Sterling Tumbles as UK inflation Falls to Lowest Level in 4 Years
The British pound tumbled to fresh lows as UK inflation fell to the lowest level in four years, official government data showed.
The UK’s annual rate of consumer inflation increased 2.1 percent in November, down from 2.2 percent the previous month. This reflected the slowest rise since November 2009. Core consumer inflation, which excludes volatile elements such as food and energy, rose at an annual rate of 1.8 percent, higher than the previous month’s 1.7 percent gain.
“Slightly softer-than-expected CPI inflation plays negative for sterling,” said Paul Robson of Royal Bank of Scotland Group Plc. “This gives the Bank of England more room to keep inflation low.”
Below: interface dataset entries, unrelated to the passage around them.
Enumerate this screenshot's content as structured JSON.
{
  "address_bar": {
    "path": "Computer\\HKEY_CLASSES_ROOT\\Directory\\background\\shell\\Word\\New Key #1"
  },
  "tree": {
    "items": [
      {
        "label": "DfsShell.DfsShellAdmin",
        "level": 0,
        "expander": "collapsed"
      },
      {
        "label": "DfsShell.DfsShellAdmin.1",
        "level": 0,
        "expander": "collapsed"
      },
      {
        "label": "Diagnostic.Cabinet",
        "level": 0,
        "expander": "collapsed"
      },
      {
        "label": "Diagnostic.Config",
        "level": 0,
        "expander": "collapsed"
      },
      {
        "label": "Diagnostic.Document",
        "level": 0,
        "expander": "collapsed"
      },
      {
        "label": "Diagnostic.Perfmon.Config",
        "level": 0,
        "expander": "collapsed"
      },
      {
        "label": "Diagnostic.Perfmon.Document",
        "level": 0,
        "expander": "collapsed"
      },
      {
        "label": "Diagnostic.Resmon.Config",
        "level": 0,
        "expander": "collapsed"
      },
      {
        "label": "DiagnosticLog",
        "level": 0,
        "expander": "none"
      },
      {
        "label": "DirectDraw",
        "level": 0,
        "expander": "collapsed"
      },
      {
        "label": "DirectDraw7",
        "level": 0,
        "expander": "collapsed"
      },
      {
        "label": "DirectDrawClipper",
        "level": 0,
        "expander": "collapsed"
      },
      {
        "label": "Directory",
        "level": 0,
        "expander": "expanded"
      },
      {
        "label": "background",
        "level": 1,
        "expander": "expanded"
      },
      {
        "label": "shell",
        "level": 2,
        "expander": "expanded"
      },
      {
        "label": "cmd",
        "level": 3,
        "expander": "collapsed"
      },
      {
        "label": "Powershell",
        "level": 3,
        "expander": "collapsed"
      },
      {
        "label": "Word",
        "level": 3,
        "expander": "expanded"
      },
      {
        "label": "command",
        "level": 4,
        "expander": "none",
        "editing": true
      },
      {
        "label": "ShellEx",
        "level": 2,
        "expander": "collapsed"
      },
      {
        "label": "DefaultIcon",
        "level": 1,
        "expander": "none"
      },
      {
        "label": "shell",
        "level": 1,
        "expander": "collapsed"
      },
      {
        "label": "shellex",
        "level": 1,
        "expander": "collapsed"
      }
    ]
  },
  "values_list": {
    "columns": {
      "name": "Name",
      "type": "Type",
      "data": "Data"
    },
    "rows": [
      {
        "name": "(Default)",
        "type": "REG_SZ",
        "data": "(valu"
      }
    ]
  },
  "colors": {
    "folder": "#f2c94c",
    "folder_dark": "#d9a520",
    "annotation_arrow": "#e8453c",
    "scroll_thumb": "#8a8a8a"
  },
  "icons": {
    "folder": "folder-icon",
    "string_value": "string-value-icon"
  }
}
Sterling fell for the fifth consecutive day against the US dollar, sending the GBPUSD pair to 1.6275, a loss of 23 pips. The pair tumbled to a session low of 1.6225, the lowest level since November 27. Consumer inflation in the United States was also softer than forecasted, accelerating at an annual rate of 1.2 percent in November. The British pound has weakened more than half a percent against the greenback in the past five sessions.
The pound dropped to its lowest level in six weeks versus the euro amid mostly in-line CPI data from the Eurozone. Euro area consumer inflation rose at an annual rate of 0.9 percent in November, up from the four-year low of 0.7 percent. The euro edged up 14 pips to 0.8458 GBP. The euro has gained more than half a percent against the pound in the last five sessions.
The Bank of England has pledged to keep interest rates at record lows so long as unemployment is above 7 percent, subject to inflation falling within the central bank’s target of 2 percent. Testifying in front of the House of Lords Economic Affairs Committee, BOE Governor Mark Carney was confident inflation would reach target levels, and that central bank guidance was working well.
Sorry. No data so far.